“The market is extremely price conscious. Payers want specific actionable items, and they won’t settle for a PBM that won't offer those services,” Root said. “It is very important to understand a payer dictates what they want and determines how much money they are able to pay for the benefit. Competition is what makes the whole system work.”
The state of North Dakota, for example, has had three different PBMs in the past 10 years, according to Root.
Root said taxpayers likely could see legislation on transparency come out of this week’s hearing.
At the hearing, executives said they were opposed to more transparency when it comes to the way they do business.
“There’s this notion of ‘good’ transparency and ‘bad’ transparency,” Root said.
PBMs are in favor of the “good” transparency, Root said, which is actionable for the plans’ consumers and health plans.
Bad transparency, executives said in the hearing, could end up hurting consumers.
“Imagine the state of North Dakota is building a road. They would use sealed bids because if I don’t know what the other construction companies are bidding, it drives people to bid the lowest possible price,” Root said. “If I know you bid $3 million to build that road, I can offer $2.9 million to build the road. I’d not be taking much of a hit but I’m still lower than you. That’s exactly what takes place in the drug space.”
Root said letting manufacturers know discounts up front will only incentivize them to go slightly lower, ultimately not giving consumers the best deal possible.
In North Dakota, Schwab said legislators have been “well in tune” with PBMs but get uncomfortable getting involved with a contractual agreement.
Ultimately, those wanting transparency would like to see federal action.

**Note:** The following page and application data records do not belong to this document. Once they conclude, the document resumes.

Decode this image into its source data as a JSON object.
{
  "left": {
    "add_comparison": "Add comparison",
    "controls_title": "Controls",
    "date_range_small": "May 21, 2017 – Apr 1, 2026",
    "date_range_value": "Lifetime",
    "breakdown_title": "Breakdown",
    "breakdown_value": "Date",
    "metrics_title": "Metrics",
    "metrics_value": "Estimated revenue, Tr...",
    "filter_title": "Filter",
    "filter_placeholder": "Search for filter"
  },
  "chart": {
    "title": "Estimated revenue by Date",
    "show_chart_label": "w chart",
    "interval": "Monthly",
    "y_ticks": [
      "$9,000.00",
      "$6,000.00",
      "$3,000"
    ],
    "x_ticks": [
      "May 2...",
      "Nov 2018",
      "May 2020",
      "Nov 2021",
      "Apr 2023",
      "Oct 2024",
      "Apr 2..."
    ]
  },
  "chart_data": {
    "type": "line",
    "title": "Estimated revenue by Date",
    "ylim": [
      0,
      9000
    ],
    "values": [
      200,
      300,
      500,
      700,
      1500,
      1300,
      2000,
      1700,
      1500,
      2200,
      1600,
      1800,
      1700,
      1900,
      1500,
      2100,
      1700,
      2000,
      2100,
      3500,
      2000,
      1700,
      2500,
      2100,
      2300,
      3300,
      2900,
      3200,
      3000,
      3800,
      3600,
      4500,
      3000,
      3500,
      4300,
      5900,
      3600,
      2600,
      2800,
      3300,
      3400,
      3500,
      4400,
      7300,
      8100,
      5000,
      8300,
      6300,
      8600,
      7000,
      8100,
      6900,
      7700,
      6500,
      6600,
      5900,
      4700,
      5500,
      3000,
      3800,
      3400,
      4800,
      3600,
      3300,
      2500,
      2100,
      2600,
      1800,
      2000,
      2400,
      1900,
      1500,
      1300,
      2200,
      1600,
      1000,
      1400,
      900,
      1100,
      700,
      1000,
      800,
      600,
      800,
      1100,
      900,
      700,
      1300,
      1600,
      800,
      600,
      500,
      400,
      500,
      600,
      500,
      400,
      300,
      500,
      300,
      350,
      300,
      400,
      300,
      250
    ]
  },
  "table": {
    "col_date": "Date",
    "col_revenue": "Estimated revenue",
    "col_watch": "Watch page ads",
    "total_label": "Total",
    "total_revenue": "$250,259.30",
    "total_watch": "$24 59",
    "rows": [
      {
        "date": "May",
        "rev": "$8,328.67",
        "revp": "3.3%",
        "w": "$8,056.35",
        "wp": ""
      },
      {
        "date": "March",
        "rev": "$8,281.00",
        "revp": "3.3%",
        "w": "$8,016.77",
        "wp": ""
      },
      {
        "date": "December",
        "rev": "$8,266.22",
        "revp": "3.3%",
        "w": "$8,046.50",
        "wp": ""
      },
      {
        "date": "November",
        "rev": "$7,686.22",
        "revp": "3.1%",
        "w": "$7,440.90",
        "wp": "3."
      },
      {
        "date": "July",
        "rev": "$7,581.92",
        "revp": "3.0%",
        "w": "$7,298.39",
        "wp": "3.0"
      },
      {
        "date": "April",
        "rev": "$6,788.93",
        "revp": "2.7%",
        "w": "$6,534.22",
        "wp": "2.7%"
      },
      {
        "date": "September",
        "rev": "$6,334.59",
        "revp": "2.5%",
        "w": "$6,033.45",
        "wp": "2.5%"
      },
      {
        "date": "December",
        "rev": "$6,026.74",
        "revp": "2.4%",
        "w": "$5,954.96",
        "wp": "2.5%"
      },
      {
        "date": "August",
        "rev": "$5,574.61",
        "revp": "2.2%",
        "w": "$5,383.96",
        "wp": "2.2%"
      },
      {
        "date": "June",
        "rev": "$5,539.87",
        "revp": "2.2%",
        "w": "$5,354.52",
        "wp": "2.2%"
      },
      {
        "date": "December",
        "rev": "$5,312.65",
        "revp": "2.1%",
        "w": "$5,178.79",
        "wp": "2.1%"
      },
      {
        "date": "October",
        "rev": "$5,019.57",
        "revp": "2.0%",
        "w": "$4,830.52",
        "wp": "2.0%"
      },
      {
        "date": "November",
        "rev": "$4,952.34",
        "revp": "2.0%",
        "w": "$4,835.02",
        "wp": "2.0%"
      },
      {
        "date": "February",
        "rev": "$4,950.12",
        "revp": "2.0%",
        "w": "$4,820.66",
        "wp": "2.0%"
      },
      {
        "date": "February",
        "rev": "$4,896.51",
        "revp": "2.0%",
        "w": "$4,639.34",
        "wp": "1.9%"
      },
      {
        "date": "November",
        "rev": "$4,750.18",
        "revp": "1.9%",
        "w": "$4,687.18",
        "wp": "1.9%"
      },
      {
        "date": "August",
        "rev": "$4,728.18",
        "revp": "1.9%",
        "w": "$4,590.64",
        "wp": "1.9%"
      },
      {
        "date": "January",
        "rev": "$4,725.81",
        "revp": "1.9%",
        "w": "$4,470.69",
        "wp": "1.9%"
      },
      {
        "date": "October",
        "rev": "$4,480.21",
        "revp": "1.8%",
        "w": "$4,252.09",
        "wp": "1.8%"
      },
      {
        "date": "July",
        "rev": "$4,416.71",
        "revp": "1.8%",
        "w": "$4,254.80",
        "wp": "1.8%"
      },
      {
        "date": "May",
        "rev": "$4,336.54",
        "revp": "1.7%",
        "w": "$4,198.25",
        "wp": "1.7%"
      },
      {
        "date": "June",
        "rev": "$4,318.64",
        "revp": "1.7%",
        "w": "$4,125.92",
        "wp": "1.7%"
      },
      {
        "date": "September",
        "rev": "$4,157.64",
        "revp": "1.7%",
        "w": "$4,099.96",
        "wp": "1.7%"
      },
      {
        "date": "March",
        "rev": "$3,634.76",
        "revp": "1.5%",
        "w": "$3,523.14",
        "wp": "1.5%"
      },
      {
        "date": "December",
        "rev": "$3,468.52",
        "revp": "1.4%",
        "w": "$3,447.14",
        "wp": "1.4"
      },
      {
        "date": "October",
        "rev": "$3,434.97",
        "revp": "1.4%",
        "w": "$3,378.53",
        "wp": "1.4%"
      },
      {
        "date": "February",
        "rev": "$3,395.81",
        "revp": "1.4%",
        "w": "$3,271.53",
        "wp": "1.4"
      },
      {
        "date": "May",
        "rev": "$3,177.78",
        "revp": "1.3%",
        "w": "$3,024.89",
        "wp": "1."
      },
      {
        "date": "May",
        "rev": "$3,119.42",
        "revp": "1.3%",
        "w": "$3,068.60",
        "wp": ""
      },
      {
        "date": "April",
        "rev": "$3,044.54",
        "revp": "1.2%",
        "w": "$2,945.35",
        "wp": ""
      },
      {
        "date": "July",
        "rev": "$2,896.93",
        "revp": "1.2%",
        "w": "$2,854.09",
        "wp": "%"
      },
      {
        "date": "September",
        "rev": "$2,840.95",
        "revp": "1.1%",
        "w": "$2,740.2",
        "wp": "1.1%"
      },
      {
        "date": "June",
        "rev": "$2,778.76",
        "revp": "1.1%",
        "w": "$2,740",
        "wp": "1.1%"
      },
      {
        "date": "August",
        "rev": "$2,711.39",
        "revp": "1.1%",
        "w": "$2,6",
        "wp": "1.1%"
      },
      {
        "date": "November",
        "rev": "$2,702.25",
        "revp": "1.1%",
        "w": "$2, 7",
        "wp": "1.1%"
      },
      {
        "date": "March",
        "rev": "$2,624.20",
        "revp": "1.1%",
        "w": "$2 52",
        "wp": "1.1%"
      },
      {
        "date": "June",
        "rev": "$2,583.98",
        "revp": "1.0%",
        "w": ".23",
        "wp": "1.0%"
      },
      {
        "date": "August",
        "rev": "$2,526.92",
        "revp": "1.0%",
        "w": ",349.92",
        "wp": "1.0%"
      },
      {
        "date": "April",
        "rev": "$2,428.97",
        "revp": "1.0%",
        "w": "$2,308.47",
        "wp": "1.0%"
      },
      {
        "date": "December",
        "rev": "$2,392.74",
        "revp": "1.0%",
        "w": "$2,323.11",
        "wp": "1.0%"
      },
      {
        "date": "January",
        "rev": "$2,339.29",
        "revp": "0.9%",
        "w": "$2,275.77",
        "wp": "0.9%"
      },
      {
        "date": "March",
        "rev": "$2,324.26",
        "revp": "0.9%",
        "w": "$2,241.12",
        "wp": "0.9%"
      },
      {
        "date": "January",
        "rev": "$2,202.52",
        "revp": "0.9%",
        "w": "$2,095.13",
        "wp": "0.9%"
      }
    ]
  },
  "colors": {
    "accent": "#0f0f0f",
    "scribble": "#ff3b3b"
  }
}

“It’s patchwork with all the different states passing legislation,” Schwab said. “We really need some movement from Congress to reign these guys in.”